Where Endometriosis Meets Mental Health

Mental health is an often-overlooked factor when it comes to our overall health. While most people are aware of endometriosis’ physical symptoms, many remain unaware of its effects on our well-being. Read our latest blog, where endometriosis meets mental health, and we discuss why addressing this connection is crucial.

Understanding Endometriosis and Mental Health

May is here, and with it doesn’t just come flowers. We also recognize Mental Health Awareness Month. Endometriosis is a common condition that can leave women frustrated, isolated, and often in pain. While the physical symptoms are undoubtedly tricky, the mental health implications of endometriosis are often glossed over. It’s surprising to learn that as many as 68% of women with endometriosis experience psychological stress. This statistic indicates that we need to prioritize the mental health aspect of this debilitating condition.

Photo of different smiley faces displaying different emotions.

Endo and the Mind – What’s the Link?

Studies have shown that endometriosis can contribute to severe mood swings, depression, and anxiety. Additionally, many patients face difficulty in both diagnosing and treating the condition. This lack of clarity in identifying endometriosis leads to treatment delays, exacerbating the affected person’s mental toll. Lastly, endometriosis is known to cause long-term pain for many patients. Unfortunately, studies have shown that chronic pain and depression often go hand-in-hand. Conditions such as anxiety, stress, and other mental health disorders can all arise due to chronic pain, and depression exacerbates pain in return. Fortunately, the more we learn, the more options we have for treatment. It’s essential to recognize that these struggles are valid and to seek support from mental health professionals who can help. By taking a comprehensive approach to health, women with endometriosis can improve their overall well-being and live happier, healthier lives.
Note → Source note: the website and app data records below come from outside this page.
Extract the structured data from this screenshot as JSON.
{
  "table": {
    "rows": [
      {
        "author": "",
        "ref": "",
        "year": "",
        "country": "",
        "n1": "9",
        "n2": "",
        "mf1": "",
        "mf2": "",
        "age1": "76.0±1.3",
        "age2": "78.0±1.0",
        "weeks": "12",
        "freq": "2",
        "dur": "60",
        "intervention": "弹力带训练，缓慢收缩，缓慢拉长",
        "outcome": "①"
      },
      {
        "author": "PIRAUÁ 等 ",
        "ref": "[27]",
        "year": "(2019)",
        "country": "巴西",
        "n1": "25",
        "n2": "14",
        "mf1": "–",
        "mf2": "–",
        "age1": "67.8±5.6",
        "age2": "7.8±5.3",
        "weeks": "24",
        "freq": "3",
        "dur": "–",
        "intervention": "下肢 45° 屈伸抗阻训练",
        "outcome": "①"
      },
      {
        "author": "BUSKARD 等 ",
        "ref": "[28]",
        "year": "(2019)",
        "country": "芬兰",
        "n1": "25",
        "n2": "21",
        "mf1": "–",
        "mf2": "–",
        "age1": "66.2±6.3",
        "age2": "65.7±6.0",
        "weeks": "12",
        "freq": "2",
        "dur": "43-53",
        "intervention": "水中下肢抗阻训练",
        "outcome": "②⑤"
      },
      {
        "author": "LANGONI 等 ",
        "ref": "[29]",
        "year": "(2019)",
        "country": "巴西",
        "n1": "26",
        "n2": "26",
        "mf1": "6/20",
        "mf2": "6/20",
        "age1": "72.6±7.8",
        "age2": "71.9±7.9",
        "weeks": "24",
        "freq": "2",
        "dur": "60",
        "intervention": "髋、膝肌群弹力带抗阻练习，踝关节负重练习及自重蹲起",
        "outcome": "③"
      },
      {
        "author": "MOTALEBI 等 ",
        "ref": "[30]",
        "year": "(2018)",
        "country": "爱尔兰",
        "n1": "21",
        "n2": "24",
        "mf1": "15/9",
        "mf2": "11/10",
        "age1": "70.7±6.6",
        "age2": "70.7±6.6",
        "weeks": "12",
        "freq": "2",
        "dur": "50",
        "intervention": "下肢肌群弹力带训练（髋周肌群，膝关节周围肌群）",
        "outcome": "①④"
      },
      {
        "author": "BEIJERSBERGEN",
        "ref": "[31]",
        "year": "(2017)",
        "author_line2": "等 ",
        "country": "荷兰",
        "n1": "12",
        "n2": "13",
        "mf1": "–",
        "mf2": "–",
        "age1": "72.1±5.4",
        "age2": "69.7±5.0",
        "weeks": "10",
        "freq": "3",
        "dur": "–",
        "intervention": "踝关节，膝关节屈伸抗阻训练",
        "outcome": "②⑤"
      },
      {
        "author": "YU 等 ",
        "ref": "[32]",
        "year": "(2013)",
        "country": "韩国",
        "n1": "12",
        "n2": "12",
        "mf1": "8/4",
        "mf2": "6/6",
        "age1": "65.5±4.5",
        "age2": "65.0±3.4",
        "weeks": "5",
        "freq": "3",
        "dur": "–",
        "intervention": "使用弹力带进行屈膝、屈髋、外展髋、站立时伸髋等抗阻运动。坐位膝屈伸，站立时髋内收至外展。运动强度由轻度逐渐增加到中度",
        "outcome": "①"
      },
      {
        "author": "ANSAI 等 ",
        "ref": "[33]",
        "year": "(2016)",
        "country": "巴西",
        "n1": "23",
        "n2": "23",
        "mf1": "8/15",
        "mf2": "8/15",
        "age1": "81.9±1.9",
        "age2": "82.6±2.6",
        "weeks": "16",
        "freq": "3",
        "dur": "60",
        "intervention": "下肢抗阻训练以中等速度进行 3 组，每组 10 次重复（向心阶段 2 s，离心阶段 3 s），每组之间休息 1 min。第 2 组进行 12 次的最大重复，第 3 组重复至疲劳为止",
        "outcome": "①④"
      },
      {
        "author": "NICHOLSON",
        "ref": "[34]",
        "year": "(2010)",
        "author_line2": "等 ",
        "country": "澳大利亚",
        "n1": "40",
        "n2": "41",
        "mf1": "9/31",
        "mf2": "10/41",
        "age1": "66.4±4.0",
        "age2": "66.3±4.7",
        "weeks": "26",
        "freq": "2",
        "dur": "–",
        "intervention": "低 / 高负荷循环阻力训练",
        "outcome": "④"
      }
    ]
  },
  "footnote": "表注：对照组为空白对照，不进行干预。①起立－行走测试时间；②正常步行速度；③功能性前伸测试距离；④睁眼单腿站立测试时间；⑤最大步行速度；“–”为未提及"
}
Self-Care as a Form of Treatment

Endometriosis affects one in ten women.. Endometriosis can be a difficult and painful condition to bear. Still, it doesn’t have to take a toll on your mental health. There are options available to improve well-being while managing this condition. Getting enough sleep, eating nutritiously, and regular exercise can make a huge difference in elevating mood and reducing stress levels. Seeking therapy and support groups can also be a beneficial way to cope. Additionally, many women find that alternative therapies such as acupuncture and mindfulness practices help clear their minds. Remember that your mental health is just as important as your physical health. We must take the mental health of women with endometriosis seriously and work towards a more comprehensive approach to treatment. Remember, self-care isn’t selfish; sometimes it’s necessary!

Be your own advocate. Learn how to get involved in endometriosis research studies.Endometriosis is a tough experience. Fortunately, there’s hope for those seeking relief! Seattle Clinical Research Center is currently enrolling research studies that could make a real difference. Women that qualify and participate may see a doctor or other medical staff at no cost, have access to study medications, and receive compensation for time and travel. Visit our website or call us at (206) 522 -3330 ext. 2 to learn more!